The guilty pleasure of watching celebrities lose it
In 2007 Britney Spears stopped wearing panties. Paparazzi lost their minds with excitement, taking picture after picture of her cruising around Santa Monica, stepping out of cars fully exposed. Her expression revealed the smug satisfaction of someone who’s gained the upper hand over an imagined opponent.
And it turned out that was just the beginning. Soon to follow, she attacked a photographer with an umbrella. Snap, snap, snap went the cameras.
Paparazzi, in their most feverish dreams, couldn’t have imagined the horrifyingly glorious climax. Britney, in a now fully unrecognisable state, shaved her head with a huge grin on her face, eyes sparkling with madness. Soon we were watching her smash the windows of an SUV with a bat.
Snap, snap, snap, snap, snap.

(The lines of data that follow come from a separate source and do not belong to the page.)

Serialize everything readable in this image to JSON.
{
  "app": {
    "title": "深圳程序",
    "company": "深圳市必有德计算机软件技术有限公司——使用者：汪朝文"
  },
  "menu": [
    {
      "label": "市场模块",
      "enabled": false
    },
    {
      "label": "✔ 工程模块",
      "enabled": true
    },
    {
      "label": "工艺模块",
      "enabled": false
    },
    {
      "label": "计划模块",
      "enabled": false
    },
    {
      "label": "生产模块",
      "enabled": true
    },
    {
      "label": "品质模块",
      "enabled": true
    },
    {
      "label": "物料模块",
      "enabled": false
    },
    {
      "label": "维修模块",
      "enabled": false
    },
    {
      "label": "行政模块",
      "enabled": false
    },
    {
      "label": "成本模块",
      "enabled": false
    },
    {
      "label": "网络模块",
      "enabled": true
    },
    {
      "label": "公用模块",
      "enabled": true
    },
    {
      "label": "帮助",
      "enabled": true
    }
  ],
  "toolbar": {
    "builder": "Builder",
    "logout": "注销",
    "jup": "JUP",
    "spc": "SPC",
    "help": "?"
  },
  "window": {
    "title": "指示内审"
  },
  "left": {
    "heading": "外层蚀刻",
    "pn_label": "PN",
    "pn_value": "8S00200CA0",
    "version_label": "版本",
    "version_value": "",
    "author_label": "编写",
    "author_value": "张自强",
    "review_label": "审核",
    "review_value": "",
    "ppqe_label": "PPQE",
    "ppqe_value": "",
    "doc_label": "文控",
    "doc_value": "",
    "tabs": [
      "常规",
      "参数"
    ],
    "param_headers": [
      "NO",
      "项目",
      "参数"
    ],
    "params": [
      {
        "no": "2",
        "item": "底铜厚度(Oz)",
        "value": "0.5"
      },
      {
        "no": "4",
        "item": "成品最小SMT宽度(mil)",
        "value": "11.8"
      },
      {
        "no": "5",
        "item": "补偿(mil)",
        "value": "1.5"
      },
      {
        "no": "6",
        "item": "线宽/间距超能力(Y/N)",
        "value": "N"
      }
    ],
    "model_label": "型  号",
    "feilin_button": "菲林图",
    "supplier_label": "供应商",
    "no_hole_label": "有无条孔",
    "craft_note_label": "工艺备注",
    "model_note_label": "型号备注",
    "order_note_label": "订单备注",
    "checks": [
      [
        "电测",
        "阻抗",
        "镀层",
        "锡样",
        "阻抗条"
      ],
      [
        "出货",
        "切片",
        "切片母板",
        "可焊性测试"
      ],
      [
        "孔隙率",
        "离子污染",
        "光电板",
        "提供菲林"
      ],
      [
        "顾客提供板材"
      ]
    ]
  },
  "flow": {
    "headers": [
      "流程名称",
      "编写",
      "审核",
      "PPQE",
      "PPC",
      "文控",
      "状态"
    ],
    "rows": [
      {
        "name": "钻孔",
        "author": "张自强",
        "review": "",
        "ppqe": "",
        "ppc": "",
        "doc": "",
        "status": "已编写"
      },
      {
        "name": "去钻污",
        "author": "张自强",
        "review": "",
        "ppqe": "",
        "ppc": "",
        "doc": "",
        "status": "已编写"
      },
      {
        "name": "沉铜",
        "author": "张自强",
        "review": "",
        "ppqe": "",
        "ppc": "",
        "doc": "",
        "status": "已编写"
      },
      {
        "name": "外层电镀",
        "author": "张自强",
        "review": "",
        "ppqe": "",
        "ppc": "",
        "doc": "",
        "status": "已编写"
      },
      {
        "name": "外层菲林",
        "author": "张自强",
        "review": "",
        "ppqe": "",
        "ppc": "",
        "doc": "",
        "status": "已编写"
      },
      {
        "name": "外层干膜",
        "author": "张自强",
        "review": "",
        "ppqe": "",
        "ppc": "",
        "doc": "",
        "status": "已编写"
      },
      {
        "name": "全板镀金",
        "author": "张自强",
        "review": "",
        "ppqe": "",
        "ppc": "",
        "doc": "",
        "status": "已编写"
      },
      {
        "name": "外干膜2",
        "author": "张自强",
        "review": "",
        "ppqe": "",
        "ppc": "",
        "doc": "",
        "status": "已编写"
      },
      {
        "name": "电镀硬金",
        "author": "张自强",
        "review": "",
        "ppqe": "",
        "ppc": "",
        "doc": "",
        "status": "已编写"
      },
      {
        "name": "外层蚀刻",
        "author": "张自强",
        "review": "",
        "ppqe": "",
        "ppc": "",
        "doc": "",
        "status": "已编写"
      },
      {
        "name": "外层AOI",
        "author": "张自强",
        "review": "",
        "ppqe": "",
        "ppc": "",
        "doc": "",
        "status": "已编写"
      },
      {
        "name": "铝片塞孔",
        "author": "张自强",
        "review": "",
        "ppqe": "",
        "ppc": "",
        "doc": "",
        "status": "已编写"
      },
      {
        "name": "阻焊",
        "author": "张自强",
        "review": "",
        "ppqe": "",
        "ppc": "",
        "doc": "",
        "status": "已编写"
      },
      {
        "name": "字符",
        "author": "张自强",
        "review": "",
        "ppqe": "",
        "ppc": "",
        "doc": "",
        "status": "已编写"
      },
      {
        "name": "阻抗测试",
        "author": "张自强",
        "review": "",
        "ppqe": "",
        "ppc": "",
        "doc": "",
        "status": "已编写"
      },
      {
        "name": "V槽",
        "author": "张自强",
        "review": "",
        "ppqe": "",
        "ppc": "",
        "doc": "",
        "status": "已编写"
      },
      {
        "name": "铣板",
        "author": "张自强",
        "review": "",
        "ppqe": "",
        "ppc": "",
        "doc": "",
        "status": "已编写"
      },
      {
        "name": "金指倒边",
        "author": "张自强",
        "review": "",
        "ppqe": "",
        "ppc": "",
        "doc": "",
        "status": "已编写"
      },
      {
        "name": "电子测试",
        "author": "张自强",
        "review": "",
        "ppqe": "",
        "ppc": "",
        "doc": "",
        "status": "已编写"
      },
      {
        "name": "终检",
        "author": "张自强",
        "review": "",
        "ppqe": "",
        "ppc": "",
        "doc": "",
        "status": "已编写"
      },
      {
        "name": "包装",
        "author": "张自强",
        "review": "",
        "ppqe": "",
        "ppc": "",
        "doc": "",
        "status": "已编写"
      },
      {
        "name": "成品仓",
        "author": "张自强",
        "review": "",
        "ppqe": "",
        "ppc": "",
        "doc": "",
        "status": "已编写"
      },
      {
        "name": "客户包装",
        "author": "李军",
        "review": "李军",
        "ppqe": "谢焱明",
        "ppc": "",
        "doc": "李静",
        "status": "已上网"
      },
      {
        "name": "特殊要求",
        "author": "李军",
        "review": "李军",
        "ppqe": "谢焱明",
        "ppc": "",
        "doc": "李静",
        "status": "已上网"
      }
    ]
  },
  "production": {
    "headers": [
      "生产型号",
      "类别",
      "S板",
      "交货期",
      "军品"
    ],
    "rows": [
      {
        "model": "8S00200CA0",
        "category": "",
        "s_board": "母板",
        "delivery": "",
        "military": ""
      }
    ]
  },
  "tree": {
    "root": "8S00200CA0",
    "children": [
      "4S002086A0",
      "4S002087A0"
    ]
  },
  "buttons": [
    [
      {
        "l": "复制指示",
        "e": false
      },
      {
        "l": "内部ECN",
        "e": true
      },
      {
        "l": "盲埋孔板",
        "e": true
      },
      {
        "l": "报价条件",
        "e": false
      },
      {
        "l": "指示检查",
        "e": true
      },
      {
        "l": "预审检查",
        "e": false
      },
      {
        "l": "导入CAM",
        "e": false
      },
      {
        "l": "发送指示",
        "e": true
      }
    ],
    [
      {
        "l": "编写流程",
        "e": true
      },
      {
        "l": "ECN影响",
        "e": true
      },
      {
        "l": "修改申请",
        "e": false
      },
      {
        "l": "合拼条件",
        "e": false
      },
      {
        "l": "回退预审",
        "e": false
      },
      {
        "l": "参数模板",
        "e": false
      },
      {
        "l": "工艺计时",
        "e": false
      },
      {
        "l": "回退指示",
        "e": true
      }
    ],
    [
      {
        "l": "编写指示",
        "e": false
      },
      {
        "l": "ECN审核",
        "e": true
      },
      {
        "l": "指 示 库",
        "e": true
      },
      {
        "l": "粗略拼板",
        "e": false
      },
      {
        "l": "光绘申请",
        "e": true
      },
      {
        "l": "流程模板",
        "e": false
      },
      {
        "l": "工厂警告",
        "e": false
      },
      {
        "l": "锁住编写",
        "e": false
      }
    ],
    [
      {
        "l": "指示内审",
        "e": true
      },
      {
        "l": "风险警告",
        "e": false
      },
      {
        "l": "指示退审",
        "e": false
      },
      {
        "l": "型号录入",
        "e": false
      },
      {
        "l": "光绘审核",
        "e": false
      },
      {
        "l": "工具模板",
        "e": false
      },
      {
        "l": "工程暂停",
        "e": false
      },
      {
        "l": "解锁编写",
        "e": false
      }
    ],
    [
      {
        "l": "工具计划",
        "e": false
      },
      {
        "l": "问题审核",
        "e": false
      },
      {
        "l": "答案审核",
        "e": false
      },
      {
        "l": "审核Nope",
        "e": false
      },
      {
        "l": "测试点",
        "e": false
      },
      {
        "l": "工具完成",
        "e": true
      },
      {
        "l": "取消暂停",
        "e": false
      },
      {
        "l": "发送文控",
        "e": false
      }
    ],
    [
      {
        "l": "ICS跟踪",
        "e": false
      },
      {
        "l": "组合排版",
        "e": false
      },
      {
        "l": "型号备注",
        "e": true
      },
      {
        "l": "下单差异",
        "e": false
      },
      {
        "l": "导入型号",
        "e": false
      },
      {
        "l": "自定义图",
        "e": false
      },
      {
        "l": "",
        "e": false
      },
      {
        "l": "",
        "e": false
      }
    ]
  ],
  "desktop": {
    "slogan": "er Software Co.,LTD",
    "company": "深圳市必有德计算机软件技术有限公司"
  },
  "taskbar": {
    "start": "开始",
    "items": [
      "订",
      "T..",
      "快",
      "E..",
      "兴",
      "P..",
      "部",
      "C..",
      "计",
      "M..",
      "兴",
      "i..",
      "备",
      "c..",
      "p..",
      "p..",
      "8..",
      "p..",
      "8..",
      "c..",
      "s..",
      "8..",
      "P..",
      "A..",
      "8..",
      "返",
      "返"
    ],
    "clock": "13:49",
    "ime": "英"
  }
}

All this was black comedy for much of the public. I was laughing along with everyone else. I devoured the pictures, the clips on YouTube, the articles in People. As a lifelong depression sufferer, I watched through the lens of someone desperate to be less sick than someone else. All my years of numbness, pain, and lost productivity had nourished a cruel streak. A blackness had taken hold.
‘Hold up, pictures of her vagina! LOL!’
Twelve years later, we still poke fun when celebrities start acting crazy. The Kanye West episode in the Oval Office is perhaps the purest example. What’s changed isn’t the compulsive coverage, endless speculation and jeering. But I have. My depressive illness, chronic and always waiting in the wings; once a source of darkness is now an excess of compassion. I’ve watched a family member almost lose her life to bipolar illness.
When I saw the crush of cameras filming Kanye ranting and raving to the President, tears streamed down my face. A protective instinct, just as strong as the one I feel towards my own loved ones, surfaced with vengeance. I saw an ill person being sacrificed to the wolves.
As we move collectively as a society towards more understanding of mental illness, it’s important to find ways to measure that movement. The Kanye episode was a discouraging data point. But in the aftermath I’m seeing some wonderful things happening. Kanye’s interview with David Letterman marks a watershed moment.
And we’ll keep doing better if we keep talking. And that, my friends, is why I’m here.
Image credit: Freepik